Work to be completed >> When you find the word "оформлення" in a line of the entries, please copy the whole line.

Excerpts from an interface dataset >>

▽

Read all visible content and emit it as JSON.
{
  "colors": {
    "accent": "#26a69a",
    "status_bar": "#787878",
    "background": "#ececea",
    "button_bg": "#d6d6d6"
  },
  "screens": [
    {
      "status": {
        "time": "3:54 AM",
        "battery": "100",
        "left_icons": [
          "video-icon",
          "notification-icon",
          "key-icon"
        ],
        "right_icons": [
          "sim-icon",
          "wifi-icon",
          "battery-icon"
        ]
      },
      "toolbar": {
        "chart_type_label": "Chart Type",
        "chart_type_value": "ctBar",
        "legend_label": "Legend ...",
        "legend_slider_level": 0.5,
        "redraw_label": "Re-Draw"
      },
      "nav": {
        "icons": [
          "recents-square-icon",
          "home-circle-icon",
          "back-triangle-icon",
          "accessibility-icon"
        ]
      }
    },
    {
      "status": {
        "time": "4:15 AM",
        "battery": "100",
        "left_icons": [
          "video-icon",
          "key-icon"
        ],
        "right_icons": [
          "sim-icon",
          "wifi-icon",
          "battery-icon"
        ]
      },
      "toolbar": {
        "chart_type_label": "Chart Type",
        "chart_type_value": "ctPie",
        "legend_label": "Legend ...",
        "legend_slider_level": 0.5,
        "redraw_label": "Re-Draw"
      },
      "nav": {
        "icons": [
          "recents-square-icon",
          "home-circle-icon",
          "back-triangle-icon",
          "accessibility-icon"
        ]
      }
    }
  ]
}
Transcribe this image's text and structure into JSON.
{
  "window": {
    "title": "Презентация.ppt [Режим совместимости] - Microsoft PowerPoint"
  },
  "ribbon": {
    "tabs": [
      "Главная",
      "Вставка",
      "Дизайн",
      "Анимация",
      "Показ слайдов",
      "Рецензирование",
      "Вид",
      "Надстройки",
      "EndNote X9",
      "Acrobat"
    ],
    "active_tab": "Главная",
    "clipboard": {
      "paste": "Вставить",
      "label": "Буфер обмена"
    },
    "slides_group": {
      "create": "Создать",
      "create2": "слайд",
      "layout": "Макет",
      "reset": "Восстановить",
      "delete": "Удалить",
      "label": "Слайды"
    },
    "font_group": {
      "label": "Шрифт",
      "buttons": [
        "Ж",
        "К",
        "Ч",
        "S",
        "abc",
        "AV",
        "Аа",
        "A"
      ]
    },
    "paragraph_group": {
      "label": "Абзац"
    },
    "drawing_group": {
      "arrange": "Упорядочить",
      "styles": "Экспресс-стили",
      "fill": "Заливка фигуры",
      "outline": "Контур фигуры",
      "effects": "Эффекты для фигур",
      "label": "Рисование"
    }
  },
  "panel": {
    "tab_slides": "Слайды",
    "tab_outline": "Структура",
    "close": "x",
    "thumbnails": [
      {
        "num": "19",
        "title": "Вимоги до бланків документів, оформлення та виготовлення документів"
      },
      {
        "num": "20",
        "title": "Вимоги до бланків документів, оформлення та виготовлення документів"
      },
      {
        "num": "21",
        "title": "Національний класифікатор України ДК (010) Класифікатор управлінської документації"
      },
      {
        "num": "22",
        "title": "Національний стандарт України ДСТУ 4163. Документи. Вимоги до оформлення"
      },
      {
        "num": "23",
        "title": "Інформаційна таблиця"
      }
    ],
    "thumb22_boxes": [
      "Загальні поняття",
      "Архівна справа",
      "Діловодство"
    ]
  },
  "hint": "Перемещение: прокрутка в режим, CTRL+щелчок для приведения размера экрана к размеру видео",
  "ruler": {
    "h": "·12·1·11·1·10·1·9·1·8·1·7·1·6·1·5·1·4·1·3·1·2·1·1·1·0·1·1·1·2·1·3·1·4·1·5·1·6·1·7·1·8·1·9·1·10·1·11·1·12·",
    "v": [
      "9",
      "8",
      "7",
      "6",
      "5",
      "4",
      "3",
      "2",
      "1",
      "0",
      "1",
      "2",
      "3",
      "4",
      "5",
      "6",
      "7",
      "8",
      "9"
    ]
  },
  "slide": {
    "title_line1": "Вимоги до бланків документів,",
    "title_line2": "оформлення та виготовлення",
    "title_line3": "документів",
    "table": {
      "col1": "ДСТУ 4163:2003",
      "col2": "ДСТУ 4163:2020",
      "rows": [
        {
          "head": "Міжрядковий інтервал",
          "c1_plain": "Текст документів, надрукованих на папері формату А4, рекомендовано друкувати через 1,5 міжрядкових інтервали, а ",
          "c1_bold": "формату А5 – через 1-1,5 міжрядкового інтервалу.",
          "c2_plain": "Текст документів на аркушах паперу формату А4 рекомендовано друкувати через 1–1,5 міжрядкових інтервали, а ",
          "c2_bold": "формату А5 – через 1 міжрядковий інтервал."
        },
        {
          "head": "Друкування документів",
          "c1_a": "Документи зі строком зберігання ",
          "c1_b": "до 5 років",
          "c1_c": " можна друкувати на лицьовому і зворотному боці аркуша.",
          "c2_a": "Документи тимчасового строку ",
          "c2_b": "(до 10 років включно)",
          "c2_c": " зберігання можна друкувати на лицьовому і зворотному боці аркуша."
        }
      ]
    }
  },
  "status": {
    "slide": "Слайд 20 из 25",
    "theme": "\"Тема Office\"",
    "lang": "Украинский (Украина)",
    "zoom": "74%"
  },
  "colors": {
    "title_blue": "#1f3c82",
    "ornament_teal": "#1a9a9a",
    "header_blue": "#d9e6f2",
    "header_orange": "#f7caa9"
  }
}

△

Final answer >>
        "title": "Вимоги до бланків документів, оформлення та виготовлення документів"
        "title": "Вимоги до бланків документів, оформлення та виготовлення документів"
        "title": "Національний стандарт України ДСТУ 4163. Документи. Вимоги до оформлення"
    "title_line2": "оформлення та виготовлення",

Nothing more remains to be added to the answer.